Tiffany Markman is a highly opinionated copywriter, copy editor and writing trainer who has worked for over 300 clients worldwide. She hates misplaced apostrophes, old-fashioned business writing and the word ‘revert'. She loves generous paragraphing, art, skulls and black coffee. Read more at, email , follow @tiffanymarkman on Twitter and sign up for her newsletter.
Tim Pinder
Tiffany, thank you for trying to preserve the English language in South Africa. I wholeheartedly applaud your efforts.The thing that desperately requires saving is the 'ARE'. How many times have I heard 'We going to the Mall'? Or 'We going to buy a second hand car'. Aggghh, it offends my ears nearly as much as Naas Botha's 'quite a couple of tries'! Which I hear other, apparently intelligent people, repeat regularly. English Police, get out and make it stop before my ears bleed to death. Please!
Posted on 19 Oct 2012 11:43
caroline hurry
Great stuff Tiffany. Hear! Hear!
Posted on 19 Oct 2012 13:26
Jennifer Duncan

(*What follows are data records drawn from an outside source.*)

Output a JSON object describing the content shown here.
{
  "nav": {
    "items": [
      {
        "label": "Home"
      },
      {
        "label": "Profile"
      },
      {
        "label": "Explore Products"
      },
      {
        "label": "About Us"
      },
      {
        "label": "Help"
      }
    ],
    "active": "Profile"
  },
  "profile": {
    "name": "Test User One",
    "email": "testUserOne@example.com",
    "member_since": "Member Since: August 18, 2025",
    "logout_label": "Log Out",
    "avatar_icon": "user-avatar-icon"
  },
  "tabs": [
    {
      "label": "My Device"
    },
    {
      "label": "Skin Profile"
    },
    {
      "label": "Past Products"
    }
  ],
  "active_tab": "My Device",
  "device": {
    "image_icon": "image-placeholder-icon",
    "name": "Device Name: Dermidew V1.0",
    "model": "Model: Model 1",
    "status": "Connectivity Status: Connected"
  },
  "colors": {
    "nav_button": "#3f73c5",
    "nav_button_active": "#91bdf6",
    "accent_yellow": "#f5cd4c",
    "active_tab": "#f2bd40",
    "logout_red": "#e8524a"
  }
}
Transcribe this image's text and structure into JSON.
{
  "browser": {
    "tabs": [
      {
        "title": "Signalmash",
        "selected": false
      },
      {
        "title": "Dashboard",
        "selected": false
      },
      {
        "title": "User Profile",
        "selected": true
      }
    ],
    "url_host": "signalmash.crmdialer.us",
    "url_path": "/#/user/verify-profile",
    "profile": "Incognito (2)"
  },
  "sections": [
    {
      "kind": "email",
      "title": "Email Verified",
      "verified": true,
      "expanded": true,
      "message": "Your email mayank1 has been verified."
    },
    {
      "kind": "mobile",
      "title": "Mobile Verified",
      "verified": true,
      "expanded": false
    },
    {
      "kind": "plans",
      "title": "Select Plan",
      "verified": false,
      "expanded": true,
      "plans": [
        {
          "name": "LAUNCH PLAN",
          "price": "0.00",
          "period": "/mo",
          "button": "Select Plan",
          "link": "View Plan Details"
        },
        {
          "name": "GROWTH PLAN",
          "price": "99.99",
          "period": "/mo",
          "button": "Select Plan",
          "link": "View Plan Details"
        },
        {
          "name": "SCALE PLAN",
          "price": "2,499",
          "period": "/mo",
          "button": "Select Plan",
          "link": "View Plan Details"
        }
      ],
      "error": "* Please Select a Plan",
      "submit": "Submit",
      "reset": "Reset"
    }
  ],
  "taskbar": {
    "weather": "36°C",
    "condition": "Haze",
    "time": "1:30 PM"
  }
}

The worst thing about the apostrophe is that you end up doubting yourself. When absolutely everyone writes "enjoy music from the 60's" it feels somewhat churlish to be the only one to whom this is important. My personal bete noire is its and it's. It's a battle I'm intent on winning, even though mentioning its importance makes me sound like a crazy person.
Posted on 19 Oct 2012 18:35
Mariano Castrillon
You forgot my favourite : making plurals by adding apostrophe s. to a noun . For instance : potato's, photo's and many, many other insulting examples.
Posted on 20 Oct 2012 10:17
Ann Druce
And the misplaced apostrophe in it's when used to denote possession.
Posted on 22 Oct 2012 14:24
Bob Lewis
What small little complaints you all have!
Posted on 25 Oct 2012 14:23
Angela Horn
Brilliant read...thank's...err...thanks...I'm off to share!
Posted on 1 Nov 2012 09:32
Saskia Busch
Tiffany, just two rules and now we all know how to use it! Finally! Thank you.Your writing scintillates!
Posted on 13 Nov 2012 13:34
Lin Helme
Love it - I am the anal one in my office who likes to check everything before it goes out into the world - but the time it takes!! The worst culprit is the education department, where is my red pen?
Posted on 16 Jan 2013 09:37